Another learning experience on the trip was going to the Ana Frank Day Care Center. We not only learned about taking care of babies and playing with children but also about different lifestyles. Although the children did not have as much as we did, such as parents, they were still happy. When they were at the daycare, they had food, water, teachers, and a safe place to play, which cannot be said about the neighborhoods that these children live in. They were very grateful for this sense of safety and community, especially those who lack parental figures. This shows that community and love are the most important things in life. Lessons that we have learned on this trip are important in being a culturally aware person and having a good perspective of the world. These skills will help us in whatever walk of life that we choose. This trip has been a fun, interesting, educational, and, most of all, an unforgettable experience.
Roosevelt March Update
"The road to success is always under construction." - Lily Tomlin
It's been a busy few weeks over at 6942 W Roosevelt Road as our floor was poured.
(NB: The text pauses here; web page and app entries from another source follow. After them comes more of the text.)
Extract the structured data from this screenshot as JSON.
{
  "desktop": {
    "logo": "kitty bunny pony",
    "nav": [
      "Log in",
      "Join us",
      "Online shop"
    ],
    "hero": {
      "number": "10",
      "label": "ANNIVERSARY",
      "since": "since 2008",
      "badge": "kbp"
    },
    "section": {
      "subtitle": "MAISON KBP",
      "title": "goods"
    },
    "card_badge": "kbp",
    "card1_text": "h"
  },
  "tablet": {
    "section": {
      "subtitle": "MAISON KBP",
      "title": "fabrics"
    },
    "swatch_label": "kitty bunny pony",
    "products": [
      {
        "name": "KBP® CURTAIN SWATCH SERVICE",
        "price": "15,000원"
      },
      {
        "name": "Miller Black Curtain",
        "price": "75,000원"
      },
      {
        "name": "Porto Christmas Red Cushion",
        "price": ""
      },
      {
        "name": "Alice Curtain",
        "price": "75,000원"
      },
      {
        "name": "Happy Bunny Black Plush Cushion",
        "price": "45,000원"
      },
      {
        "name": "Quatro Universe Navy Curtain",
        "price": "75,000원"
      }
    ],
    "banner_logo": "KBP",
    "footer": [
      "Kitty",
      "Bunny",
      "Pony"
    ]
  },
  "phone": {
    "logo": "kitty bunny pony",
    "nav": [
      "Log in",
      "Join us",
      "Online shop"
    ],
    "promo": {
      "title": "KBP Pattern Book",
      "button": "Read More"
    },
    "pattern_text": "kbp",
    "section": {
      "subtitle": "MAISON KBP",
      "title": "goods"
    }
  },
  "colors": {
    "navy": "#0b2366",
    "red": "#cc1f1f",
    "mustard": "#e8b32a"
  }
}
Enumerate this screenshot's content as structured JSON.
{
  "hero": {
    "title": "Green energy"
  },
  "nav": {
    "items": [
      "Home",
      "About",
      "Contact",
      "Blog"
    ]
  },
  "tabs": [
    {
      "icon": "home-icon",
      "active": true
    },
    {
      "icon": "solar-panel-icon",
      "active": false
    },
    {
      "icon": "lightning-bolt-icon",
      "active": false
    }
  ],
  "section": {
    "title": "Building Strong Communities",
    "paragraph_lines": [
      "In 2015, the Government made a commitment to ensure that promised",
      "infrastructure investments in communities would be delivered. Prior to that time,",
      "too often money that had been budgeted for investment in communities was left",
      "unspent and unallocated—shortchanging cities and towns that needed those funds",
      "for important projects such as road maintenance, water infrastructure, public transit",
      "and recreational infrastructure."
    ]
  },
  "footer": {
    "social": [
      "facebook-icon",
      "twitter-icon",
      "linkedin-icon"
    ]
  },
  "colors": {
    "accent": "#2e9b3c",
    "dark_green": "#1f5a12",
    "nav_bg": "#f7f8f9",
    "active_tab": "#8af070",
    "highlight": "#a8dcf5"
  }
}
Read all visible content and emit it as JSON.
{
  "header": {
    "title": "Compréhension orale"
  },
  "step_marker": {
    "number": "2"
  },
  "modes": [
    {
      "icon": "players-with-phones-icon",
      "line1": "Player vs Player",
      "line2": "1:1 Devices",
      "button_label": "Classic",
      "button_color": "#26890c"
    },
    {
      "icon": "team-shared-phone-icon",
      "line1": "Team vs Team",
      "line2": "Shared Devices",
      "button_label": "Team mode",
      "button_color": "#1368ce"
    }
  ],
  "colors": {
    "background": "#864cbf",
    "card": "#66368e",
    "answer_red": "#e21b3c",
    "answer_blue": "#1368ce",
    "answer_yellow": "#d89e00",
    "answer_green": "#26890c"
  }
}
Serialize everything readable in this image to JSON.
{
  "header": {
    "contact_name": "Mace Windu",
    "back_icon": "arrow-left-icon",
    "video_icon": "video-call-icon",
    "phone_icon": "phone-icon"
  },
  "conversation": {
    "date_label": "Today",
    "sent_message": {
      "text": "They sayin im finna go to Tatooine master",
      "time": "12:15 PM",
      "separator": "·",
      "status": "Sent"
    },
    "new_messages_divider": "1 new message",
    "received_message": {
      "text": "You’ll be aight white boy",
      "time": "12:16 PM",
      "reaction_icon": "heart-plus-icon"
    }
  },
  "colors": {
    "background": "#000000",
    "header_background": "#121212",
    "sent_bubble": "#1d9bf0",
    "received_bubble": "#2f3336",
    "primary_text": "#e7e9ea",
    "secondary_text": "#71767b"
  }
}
It was such a great sight to see the crew from Bulley & Andrews plug away as floors were created right before our very eyes. Dave Hempfling, Sr. Project Manager with Bulley & Andrews, hosted Sandra Simmons (our Toddler Directress) and Gina Gleason (our Executive Director) as the crew worked quickly and precisely on our floor. On our FB Live video, Dave informed us that eighteen trucks came in that morning, with approximately 8500 sq. feet of cement which were needed for our space, which will consist of two toddler classrooms, two infant classrooms, three garden spaces, a large multipurpose room, a full kitchen and much more.
Next, the exterior structural wall framing was erected. Within the next week or so, a joist will come to assist on the next part of the project as the B & A crew commences roof work. Construction demo on the Middle School has been completed and work will soon begin on renovations of that space.
At the moment, Bulley & Andrews projects that all work will be completed by the end of June. We look forward to sharing more news and updates with you next month.
If you'd like to get more information on our Middle School program or tour the main campus, please call 708-366-1882 or email our Director of Admission, Alex Valera, at email@example.com. As always, videos, pictures, and more can be found on our Alcuin Facebook page, so be sure to like us!
A blog by various Alcuin staff members.